* **Your instructions**:
The required answer is a copy of each line in the entries below that includes "Production".

Dataset rows for apps and sites:
◆ ◆ ◆ ◆
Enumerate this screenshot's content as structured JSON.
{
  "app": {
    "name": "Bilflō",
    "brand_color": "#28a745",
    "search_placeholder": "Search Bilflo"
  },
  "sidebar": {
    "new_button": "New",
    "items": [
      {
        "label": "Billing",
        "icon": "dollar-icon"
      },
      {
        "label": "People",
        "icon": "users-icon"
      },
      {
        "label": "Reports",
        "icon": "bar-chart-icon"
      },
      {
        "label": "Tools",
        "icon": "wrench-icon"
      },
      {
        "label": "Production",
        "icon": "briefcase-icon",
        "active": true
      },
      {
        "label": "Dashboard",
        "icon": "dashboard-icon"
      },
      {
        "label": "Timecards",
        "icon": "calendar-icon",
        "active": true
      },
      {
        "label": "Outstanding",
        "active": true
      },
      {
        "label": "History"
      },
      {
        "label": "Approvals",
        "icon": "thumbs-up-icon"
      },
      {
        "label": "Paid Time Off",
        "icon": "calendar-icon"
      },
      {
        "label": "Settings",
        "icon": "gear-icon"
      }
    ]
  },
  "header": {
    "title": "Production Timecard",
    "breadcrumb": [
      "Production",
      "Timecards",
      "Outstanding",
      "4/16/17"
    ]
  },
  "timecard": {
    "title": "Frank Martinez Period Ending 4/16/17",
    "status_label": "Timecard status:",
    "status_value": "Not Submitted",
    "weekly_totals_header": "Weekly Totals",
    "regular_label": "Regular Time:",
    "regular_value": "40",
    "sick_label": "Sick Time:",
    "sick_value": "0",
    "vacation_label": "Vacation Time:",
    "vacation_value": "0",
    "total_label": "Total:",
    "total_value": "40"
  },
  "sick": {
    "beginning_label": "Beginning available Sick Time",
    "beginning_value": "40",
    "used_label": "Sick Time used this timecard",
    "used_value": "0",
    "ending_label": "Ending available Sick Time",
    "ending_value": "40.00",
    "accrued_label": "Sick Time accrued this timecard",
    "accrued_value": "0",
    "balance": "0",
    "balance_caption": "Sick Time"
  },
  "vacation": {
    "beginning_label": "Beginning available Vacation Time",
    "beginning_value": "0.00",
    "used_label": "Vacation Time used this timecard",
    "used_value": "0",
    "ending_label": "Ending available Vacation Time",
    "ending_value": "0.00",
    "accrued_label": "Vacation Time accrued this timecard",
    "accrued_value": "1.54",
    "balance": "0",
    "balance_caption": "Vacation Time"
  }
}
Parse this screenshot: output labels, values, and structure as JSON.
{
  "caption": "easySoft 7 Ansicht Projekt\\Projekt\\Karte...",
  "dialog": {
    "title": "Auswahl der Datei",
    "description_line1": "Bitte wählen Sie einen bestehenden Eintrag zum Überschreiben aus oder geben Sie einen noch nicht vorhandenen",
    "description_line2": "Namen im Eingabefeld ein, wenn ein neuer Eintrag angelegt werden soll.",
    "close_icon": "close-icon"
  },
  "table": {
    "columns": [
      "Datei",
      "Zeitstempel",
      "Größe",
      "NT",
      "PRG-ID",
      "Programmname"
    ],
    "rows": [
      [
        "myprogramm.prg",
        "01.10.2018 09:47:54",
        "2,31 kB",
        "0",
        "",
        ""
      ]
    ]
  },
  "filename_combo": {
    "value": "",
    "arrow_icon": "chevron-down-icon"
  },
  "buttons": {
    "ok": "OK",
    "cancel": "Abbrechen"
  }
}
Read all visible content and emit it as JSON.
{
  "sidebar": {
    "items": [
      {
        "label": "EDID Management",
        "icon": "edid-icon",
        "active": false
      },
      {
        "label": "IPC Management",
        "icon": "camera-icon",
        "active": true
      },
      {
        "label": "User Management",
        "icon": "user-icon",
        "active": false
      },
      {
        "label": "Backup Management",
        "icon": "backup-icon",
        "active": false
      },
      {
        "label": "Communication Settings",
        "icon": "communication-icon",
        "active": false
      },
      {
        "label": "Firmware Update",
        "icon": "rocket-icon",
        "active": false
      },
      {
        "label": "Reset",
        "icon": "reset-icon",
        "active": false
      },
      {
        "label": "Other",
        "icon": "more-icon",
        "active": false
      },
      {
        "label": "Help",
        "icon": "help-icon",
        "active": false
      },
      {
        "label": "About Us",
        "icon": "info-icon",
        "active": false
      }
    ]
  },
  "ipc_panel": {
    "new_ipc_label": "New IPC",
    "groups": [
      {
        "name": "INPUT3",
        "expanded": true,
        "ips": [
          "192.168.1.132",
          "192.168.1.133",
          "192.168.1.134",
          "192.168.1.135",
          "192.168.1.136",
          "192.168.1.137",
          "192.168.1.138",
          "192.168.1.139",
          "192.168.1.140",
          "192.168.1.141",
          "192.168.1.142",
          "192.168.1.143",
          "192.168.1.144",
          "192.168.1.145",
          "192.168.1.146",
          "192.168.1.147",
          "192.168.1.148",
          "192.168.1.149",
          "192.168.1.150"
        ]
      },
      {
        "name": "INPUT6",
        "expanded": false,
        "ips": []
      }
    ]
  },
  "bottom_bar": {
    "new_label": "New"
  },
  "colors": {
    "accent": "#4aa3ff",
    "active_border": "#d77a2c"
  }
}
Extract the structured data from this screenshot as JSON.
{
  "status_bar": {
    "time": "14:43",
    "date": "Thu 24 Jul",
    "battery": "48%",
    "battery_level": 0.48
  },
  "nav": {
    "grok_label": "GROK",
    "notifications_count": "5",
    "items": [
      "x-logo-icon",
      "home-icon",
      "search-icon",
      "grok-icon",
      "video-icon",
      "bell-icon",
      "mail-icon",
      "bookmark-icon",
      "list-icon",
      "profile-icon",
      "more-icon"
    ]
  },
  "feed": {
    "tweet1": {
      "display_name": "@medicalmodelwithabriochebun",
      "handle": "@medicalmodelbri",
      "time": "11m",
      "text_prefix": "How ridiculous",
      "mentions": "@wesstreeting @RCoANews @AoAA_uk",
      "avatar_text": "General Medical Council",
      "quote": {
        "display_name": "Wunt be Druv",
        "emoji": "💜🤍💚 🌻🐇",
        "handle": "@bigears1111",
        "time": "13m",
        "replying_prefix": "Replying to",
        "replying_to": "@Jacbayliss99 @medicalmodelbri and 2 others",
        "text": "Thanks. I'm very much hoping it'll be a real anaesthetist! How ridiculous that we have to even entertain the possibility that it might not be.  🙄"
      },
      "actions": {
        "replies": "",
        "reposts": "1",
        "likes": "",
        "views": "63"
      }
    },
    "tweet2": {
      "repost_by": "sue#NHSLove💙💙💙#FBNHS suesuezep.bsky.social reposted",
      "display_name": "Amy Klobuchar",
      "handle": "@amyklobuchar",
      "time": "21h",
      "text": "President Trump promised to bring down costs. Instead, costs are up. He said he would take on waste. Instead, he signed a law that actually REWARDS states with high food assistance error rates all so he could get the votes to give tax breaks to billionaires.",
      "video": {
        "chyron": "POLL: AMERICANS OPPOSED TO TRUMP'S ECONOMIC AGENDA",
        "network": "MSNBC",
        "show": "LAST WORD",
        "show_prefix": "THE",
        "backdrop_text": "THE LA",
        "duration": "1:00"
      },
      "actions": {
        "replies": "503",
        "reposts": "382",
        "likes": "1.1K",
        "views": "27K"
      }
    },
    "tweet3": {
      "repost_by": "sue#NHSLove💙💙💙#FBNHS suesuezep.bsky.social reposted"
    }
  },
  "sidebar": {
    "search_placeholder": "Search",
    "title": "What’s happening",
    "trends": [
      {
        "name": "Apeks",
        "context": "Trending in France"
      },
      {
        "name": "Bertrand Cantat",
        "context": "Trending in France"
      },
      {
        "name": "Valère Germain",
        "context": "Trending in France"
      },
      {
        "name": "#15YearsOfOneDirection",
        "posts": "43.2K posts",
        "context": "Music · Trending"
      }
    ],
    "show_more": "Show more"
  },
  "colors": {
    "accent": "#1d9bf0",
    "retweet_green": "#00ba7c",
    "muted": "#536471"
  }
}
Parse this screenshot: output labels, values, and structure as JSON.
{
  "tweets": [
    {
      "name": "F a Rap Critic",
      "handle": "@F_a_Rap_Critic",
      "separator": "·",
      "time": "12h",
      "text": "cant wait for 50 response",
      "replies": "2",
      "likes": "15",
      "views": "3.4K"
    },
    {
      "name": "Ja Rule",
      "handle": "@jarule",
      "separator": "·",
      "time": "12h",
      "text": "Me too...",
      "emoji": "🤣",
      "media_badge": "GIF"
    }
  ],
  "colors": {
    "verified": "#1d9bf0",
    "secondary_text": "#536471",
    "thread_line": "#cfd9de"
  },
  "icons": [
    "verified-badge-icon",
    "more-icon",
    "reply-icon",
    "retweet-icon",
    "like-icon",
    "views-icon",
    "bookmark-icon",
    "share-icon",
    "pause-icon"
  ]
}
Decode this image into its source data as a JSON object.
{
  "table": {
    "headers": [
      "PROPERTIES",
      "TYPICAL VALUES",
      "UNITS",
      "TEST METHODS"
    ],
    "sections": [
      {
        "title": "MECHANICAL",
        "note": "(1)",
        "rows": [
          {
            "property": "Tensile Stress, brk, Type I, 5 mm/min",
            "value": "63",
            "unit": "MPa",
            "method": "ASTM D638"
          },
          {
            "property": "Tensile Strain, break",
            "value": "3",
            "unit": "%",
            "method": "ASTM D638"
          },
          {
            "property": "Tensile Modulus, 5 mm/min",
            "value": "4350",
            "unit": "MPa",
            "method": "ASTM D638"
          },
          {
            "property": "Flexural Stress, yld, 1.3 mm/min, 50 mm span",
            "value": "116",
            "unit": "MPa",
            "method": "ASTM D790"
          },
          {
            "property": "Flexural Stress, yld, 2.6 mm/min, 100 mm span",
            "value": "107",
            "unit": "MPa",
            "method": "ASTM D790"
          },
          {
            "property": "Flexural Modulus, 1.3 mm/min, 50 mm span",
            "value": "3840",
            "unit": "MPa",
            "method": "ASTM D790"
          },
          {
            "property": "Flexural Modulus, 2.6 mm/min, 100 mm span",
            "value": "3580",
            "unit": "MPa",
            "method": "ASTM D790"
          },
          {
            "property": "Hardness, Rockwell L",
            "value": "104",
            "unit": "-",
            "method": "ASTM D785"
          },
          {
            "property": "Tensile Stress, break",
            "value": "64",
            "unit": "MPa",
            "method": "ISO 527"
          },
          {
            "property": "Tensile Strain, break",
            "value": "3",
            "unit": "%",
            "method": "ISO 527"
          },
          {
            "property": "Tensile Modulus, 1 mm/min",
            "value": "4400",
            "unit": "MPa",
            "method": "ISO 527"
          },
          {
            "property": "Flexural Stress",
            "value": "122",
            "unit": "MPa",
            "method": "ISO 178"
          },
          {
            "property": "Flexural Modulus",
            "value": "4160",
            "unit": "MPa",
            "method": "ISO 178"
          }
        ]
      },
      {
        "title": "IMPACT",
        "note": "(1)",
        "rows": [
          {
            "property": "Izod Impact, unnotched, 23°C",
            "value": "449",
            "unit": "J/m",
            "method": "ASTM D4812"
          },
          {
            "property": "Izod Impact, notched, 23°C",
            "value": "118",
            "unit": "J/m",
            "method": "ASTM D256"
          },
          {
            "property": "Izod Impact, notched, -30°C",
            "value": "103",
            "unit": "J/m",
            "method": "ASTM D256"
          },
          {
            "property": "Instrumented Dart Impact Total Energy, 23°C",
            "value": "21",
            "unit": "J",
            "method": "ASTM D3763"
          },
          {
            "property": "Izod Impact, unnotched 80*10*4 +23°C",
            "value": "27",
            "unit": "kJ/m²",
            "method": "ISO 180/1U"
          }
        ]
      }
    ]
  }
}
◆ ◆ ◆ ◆
* **Task answer**:
        "label": "Production",
    "title": "Production Timecard",
      "Production",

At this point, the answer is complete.